* [What to produce]
Check each line below for the word "Voice". Then give only how many lines have it.

(Dataset entries)
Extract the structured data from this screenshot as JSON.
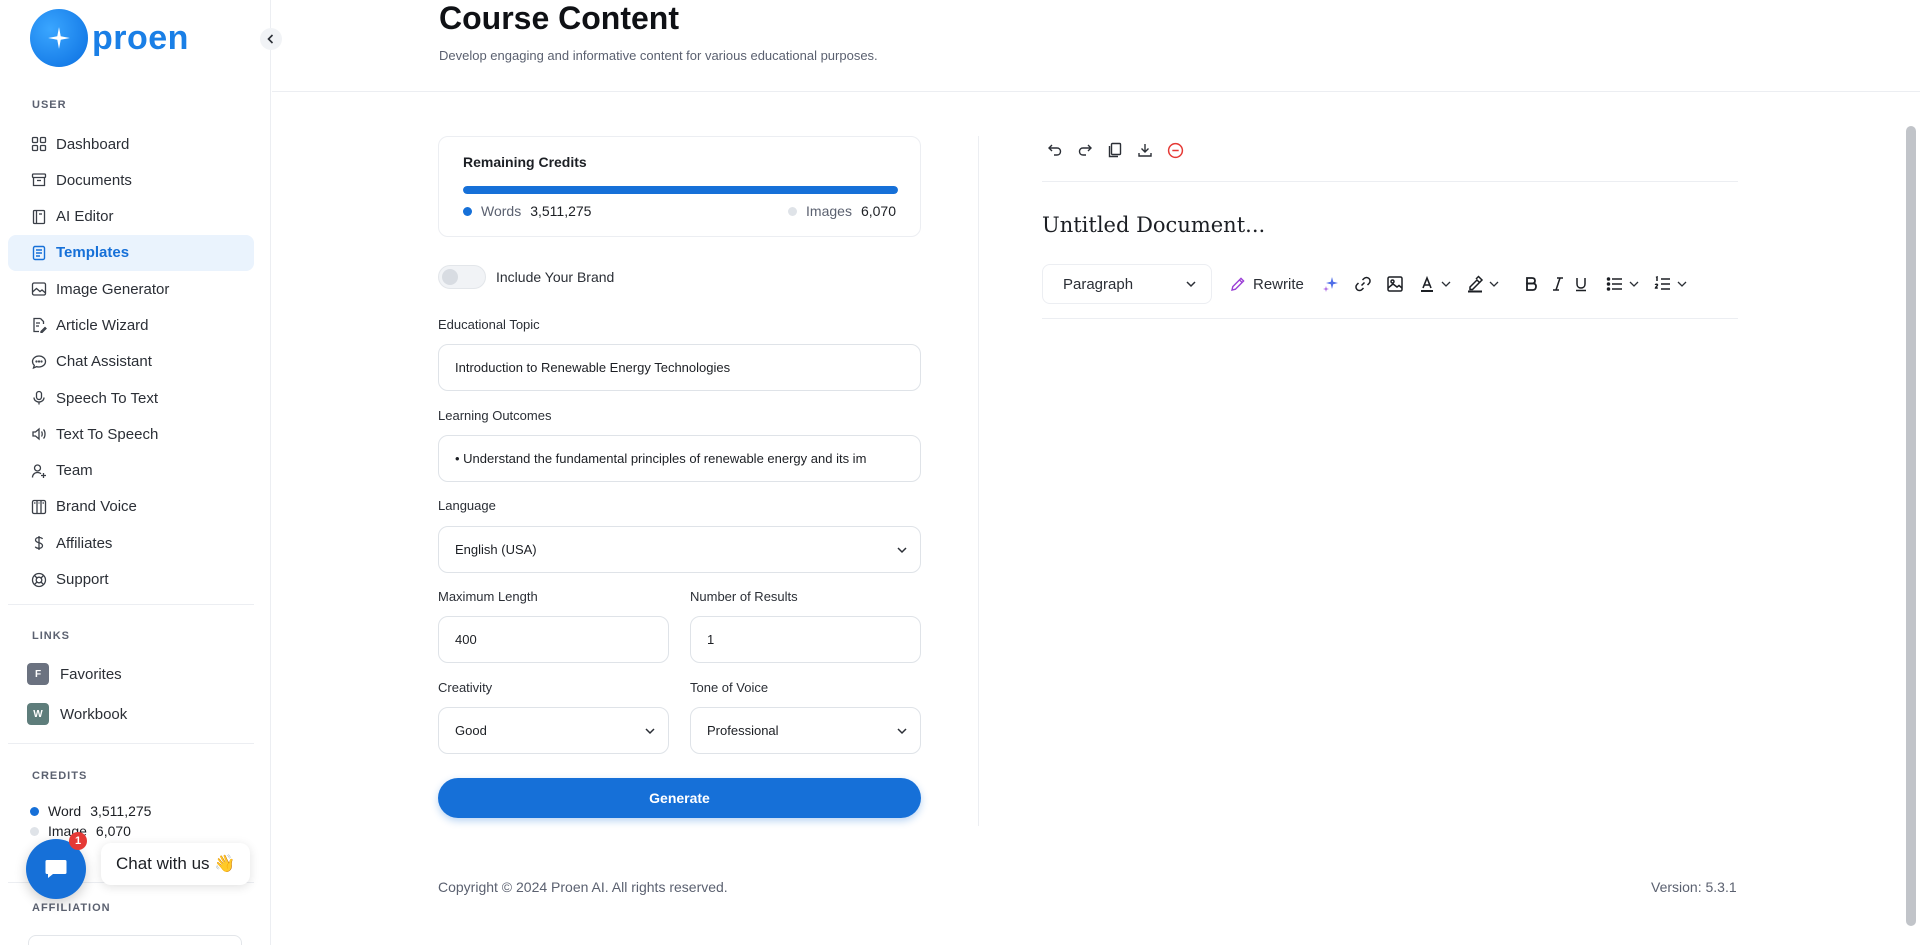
{
  "app": {
    "brand": "proen"
  },
  "sidebar": {
    "user_section_label": "USER",
    "items": [
      {
        "label": "Dashboard",
        "icon": "grid-icon"
      },
      {
        "label": "Documents",
        "icon": "archive-icon"
      },
      {
        "label": "AI Editor",
        "icon": "book-icon"
      },
      {
        "label": "Templates",
        "icon": "document-icon",
        "active": true
      },
      {
        "label": "Image Generator",
        "icon": "image-icon"
      },
      {
        "label": "Article Wizard",
        "icon": "file-edit-icon"
      },
      {
        "label": "Chat Assistant",
        "icon": "chat-icon"
      },
      {
        "label": "Speech To Text",
        "icon": "microphone-icon"
      },
      {
        "label": "Text To Speech",
        "icon": "speaker-icon"
      },
      {
        "label": "Team",
        "icon": "user-plus-icon"
      },
      {
        "label": "Brand Voice",
        "icon": "columns-icon"
      },
      {
        "label": "Affiliates",
        "icon": "dollar-icon"
      },
      {
        "label": "Support",
        "icon": "lifebuoy-icon"
      }
    ],
    "links_section_label": "LINKS",
    "links": [
      {
        "badge": "F",
        "label": "Favorites",
        "color": "#6b7280"
      },
      {
        "badge": "W",
        "label": "Workbook",
        "color": "#5e7d7b"
      }
    ],
    "credits_section_label": "CREDITS",
    "credits": {
      "word_label": "Word",
      "word_value": "3,511,275",
      "image_label": "Image",
      "image_value": "6,070"
    },
    "affiliation_section_label": "AFFILIATION"
  },
  "chat_widget": {
    "label": "Chat with us 👋",
    "badge_count": "1"
  },
  "header": {
    "title": "Course Content",
    "subtitle": "Develop engaging and informative content for various educational purposes."
  },
  "form": {
    "remaining_credits": {
      "title": "Remaining Credits",
      "words_label": "Words",
      "words_value": "3,511,275",
      "images_label": "Images",
      "images_value": "6,070",
      "words_fill": 1.0
    },
    "brand_toggle_label": "Include Your Brand",
    "educational_topic": {
      "label": "Educational Topic",
      "value": "Introduction to Renewable Energy Technologies"
    },
    "learning_outcomes": {
      "label": "Learning Outcomes",
      "value": "•  Understand the fundamental principles of renewable energy and its im"
    },
    "language": {
      "label": "Language",
      "value": "English (USA)"
    },
    "max_length": {
      "label": "Maximum Length",
      "value": "400"
    },
    "num_results": {
      "label": "Number of Results",
      "value": "1"
    },
    "creativity": {
      "label": "Creativity",
      "value": "Good"
    },
    "tone": {
      "label": "Tone of Voice",
      "value": "Professional"
    },
    "generate_label": "Generate"
  },
  "editor": {
    "document_title": "Untitled Document...",
    "block_type": "Paragraph",
    "rewrite_label": "Rewrite",
    "toolbar_icons": [
      "undo-icon",
      "redo-icon",
      "copy-icon",
      "download-icon",
      "delete-icon"
    ]
  },
  "footer": {
    "copyright": "Copyright © 2024 Proen AI. All rights reserved.",
    "version": "Version: 5.3.1"
  },
  "colors": {
    "accent": "#1670d8",
    "brand": "#1a7fe6",
    "danger": "#e53935"
  }
}
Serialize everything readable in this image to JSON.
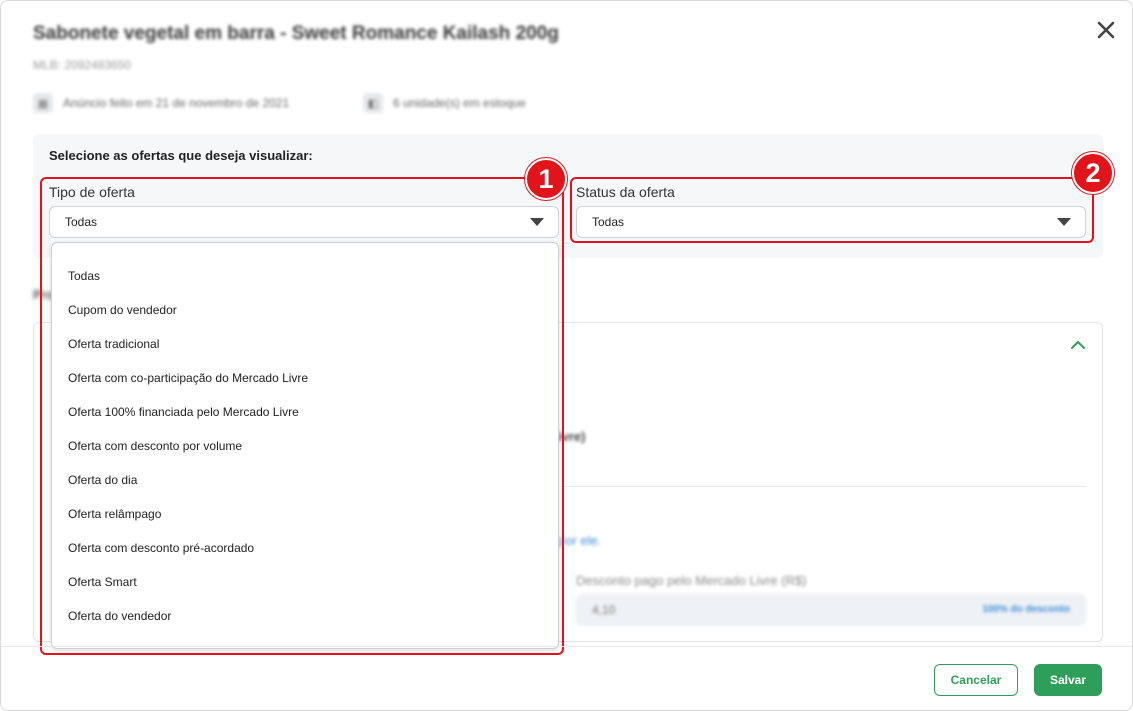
{
  "product": {
    "title": "Sabonete vegetal em barra - Sweet Romance Kailash 200g",
    "sku": "MLB: 2092483650",
    "listed": "Anúncio feito em 21 de novembro de 2021",
    "stock": "6 unidade(s) em estoque"
  },
  "filters": {
    "heading": "Selecione as ofertas que deseja visualizar:",
    "offer_type": {
      "label": "Tipo de oferta",
      "value": "Todas",
      "options": [
        "Todas",
        "Cupom do vendedor",
        "Oferta tradicional",
        "Oferta com co-participação do Mercado Livre",
        "Oferta 100% financiada pelo Mercado Livre",
        "Oferta com desconto por volume",
        "Oferta do dia",
        "Oferta relâmpago",
        "Oferta com desconto pré-acordado",
        "Oferta Smart",
        "Oferta do vendedor"
      ]
    },
    "offer_status": {
      "label": "Status da oferta",
      "value": "Todas"
    }
  },
  "callouts": [
    "1",
    "2"
  ],
  "background": {
    "section_label": "Pro",
    "fragment_1": "ivre)",
    "fragment_2": "por ele.",
    "discount_label": "Desconto pago pelo Mercado Livre (R$)",
    "discount_value": "4,10",
    "discount_hint": "100% do desconto"
  },
  "footer": {
    "cancel_label": "Cancelar",
    "save_label": "Salvar"
  },
  "colors": {
    "accent_green": "#2e9e5b",
    "callout_red": "#e1141c"
  }
}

* [Answer]
2